## Task prompt
Return the listing below word for word.

## Materials provided
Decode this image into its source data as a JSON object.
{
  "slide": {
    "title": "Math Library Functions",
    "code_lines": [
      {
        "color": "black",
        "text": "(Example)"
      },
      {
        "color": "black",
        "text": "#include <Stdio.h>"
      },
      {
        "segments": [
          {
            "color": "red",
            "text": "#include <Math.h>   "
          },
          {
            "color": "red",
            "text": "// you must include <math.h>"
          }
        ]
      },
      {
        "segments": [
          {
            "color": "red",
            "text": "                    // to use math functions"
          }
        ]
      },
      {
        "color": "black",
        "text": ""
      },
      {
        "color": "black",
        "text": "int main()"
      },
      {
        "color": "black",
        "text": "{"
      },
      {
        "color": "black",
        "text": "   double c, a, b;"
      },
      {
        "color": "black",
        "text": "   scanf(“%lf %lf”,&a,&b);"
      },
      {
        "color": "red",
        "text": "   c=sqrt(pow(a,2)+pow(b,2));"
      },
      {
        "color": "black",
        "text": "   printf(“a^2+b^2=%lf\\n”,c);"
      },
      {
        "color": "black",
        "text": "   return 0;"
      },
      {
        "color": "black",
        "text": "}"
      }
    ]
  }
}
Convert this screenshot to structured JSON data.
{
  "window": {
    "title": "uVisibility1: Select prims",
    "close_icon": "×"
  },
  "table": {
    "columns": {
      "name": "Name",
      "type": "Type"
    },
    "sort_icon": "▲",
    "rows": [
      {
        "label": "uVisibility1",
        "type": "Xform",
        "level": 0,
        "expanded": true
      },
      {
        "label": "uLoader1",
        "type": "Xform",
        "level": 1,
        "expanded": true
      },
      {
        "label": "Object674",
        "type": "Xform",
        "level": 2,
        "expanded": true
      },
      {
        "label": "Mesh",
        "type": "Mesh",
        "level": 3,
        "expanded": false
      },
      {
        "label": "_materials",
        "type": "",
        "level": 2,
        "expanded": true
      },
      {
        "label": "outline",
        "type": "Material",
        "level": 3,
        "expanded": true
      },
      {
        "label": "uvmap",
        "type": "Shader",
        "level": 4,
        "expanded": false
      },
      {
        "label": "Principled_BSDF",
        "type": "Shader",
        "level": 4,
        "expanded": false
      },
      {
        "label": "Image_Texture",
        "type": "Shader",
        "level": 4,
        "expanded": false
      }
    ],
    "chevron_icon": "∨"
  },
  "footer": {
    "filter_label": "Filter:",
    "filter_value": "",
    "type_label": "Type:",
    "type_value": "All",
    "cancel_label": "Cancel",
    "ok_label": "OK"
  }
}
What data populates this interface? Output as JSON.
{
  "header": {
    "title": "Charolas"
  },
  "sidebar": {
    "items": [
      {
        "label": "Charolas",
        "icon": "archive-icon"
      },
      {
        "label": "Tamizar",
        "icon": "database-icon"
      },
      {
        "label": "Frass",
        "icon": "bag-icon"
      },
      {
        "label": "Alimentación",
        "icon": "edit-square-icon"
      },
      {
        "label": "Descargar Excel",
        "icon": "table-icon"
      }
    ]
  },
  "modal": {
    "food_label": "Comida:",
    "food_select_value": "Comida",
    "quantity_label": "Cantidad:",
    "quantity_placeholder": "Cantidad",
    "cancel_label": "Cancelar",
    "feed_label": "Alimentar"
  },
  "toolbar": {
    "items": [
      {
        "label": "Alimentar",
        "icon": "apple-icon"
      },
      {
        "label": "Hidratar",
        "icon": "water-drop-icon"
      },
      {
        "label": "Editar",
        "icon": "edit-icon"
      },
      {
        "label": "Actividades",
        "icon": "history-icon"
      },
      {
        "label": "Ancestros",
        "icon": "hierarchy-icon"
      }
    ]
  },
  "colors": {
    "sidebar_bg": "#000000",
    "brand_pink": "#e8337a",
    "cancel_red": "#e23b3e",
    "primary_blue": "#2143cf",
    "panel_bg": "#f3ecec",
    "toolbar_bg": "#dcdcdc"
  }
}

## Reply
Decode this image into its source data as a JSON object.
{
  "slide": {
    "title": "Math Library Functions",
    "code_lines": [
      {
        "color": "black",
        "text": "(Example)"
      },
      {
        "color": "black",
        "text": "#include <Stdio.h>"
      },
      {
        "segments": [
          {
            "color": "red",
            "text": "#include <Math.h>   "
          },
          {
            "color": "red",
            "text": "// you must include <math.h>"
          }
        ]
      },
      {
        "segments": [
          {
            "color": "red",
            "text": "                    // to use math functions"
          }
        ]
      },
      {
        "color": "black",
        "text": ""
      },
      {
        "color": "black",
        "text": "int main()"
      },
      {
        "color": "black",
        "text": "{"
      },
      {
        "color": "black",
        "text": "   double c, a, b;"
      },
      {
        "color": "black",
        "text": "   scanf(“%lf %lf”,&a,&b);"
      },
      {
        "color": "red",
        "text": "   c=sqrt(pow(a,2)+pow(b,2));"
      },
      {
        "color": "black",
        "text": "   printf(“a^2+b^2=%lf\\n”,c);"
      },
      {
        "color": "black",
        "text": "   return 0;"
      },
      {
        "color": "black",
        "text": "}"
      }
    ]
  }
}
Convert this screenshot to structured JSON data.
{
  "window": {
    "title": "uVisibility1: Select prims",
    "close_icon": "×"
  },
  "table": {
    "columns": {
      "name": "Name",
      "type": "Type"
    },
    "sort_icon": "▲",
    "rows": [
      {
        "label": "uVisibility1",
        "type": "Xform",
        "level": 0,
        "expanded": true
      },
      {
        "label": "uLoader1",
        "type": "Xform",
        "level": 1,
        "expanded": true
      },
      {
        "label": "Object674",
        "type": "Xform",
        "level": 2,
        "expanded": true
      },
      {
        "label": "Mesh",
        "type": "Mesh",
        "level": 3,
        "expanded": false
      },
      {
        "label": "_materials",
        "type": "",
        "level": 2,
        "expanded": true
      },
      {
        "label": "outline",
        "type": "Material",
        "level": 3,
        "expanded": true
      },
      {
        "label": "uvmap",
        "type": "Shader",
        "level": 4,
        "expanded": false
      },
      {
        "label": "Principled_BSDF",
        "type": "Shader",
        "level": 4,
        "expanded": false
      },
      {
        "label": "Image_Texture",
        "type": "Shader",
        "level": 4,
        "expanded": false
      }
    ],
    "chevron_icon": "∨"
  },
  "footer": {
    "filter_label": "Filter:",
    "filter_value": "",
    "type_label": "Type:",
    "type_value": "All",
    "cancel_label": "Cancel",
    "ok_label": "OK"
  }
}
What data populates this interface? Output as JSON.
{
  "header": {
    "title": "Charolas"
  },
  "sidebar": {
    "items": [
      {
        "label": "Charolas",
        "icon": "archive-icon"
      },
      {
        "label": "Tamizar",
        "icon": "database-icon"
      },
      {
        "label": "Frass",
        "icon": "bag-icon"
      },
      {
        "label": "Alimentación",
        "icon": "edit-square-icon"
      },
      {
        "label": "Descargar Excel",
        "icon": "table-icon"
      }
    ]
  },
  "modal": {
    "food_label": "Comida:",
    "food_select_value": "Comida",
    "quantity_label": "Cantidad:",
    "quantity_placeholder": "Cantidad",
    "cancel_label": "Cancelar",
    "feed_label": "Alimentar"
  },
  "toolbar": {
    "items": [
      {
        "label": "Alimentar",
        "icon": "apple-icon"
      },
      {
        "label": "Hidratar",
        "icon": "water-drop-icon"
      },
      {
        "label": "Editar",
        "icon": "edit-icon"
      },
      {
        "label": "Actividades",
        "icon": "history-icon"
      },
      {
        "label": "Ancestros",
        "icon": "hierarchy-icon"
      }
    ]
  },
  "colors": {
    "sidebar_bg": "#000000",
    "brand_pink": "#e8337a",
    "cancel_red": "#e23b3e",
    "primary_blue": "#2143cf",
    "panel_bg": "#f3ecec",
    "toolbar_bg": "#dcdcdc"
  }
}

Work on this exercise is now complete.